To do - A single number is required: how many lines in the records below contain "path".
────────────────────────────────────────
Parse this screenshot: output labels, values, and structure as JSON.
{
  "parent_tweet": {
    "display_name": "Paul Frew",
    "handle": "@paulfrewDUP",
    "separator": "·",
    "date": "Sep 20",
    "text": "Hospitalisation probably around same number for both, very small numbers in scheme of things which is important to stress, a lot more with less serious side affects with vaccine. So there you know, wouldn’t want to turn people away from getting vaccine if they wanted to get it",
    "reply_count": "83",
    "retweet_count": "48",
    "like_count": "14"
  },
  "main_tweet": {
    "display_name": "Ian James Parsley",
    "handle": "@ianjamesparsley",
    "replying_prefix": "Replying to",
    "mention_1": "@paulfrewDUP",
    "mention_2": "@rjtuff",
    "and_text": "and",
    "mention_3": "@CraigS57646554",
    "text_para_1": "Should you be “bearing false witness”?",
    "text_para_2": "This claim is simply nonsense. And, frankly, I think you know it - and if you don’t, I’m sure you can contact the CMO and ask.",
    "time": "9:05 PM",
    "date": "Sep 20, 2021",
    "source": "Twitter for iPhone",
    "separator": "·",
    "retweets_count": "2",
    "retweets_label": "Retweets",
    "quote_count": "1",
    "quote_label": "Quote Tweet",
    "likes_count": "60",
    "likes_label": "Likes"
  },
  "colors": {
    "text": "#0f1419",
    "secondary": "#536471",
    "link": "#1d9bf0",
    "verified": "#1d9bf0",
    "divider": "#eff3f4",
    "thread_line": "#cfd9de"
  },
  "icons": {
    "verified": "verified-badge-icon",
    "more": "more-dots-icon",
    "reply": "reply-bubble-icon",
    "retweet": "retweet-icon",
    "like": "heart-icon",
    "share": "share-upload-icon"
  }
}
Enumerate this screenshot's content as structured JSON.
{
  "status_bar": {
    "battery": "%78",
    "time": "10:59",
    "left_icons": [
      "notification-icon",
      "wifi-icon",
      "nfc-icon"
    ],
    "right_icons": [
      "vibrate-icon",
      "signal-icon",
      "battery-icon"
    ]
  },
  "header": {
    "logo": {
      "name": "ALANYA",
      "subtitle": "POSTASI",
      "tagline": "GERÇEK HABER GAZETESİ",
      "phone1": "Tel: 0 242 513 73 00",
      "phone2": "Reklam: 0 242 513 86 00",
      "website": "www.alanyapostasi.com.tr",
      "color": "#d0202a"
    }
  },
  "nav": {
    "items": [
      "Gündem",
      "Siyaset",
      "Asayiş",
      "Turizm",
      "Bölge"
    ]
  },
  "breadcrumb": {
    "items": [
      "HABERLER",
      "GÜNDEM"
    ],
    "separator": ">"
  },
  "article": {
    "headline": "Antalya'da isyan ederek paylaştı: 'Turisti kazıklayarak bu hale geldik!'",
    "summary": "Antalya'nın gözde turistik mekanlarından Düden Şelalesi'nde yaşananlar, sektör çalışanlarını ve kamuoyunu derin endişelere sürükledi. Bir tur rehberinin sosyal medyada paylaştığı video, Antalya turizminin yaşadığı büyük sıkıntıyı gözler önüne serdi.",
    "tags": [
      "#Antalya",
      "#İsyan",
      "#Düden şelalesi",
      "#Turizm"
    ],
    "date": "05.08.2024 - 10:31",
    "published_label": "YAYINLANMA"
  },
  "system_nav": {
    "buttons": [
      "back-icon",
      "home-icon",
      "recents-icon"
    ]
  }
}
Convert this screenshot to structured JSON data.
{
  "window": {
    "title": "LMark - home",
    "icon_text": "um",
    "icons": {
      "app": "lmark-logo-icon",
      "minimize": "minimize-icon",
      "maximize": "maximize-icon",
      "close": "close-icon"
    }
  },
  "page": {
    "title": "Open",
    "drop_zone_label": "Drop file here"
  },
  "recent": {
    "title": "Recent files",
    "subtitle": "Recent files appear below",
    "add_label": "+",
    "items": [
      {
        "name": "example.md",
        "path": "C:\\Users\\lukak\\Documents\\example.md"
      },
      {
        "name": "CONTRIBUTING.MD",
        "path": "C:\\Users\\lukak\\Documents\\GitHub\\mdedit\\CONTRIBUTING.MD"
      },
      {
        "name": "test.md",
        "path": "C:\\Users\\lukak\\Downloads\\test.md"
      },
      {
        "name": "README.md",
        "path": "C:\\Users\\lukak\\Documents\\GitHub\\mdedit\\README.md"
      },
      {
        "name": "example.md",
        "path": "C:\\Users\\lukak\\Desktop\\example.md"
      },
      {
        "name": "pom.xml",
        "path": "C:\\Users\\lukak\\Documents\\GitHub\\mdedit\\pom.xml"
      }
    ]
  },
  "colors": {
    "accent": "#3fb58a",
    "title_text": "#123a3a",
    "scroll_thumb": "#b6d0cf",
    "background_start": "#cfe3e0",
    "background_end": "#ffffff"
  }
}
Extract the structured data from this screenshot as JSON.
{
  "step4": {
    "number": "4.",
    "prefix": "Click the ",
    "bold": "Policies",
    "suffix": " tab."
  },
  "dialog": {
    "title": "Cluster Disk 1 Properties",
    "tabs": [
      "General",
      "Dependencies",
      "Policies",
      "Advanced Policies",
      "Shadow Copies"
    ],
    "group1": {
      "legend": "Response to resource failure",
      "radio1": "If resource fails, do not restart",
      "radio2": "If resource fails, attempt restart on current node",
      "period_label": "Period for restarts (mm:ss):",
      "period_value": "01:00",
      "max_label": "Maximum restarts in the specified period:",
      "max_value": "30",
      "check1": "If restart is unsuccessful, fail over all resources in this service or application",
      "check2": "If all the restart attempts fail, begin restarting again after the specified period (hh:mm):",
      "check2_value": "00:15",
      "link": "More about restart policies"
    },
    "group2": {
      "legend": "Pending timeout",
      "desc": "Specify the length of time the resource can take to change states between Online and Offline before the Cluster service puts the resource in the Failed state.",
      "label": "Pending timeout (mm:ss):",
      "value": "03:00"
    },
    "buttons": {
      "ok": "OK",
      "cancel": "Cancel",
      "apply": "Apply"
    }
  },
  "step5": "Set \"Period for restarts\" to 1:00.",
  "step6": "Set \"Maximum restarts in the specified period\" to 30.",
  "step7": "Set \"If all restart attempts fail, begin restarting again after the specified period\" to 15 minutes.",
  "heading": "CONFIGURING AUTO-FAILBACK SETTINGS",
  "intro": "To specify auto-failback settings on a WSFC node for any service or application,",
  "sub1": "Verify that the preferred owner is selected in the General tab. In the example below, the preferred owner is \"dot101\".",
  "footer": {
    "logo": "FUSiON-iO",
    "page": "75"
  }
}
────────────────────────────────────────
Response box - 6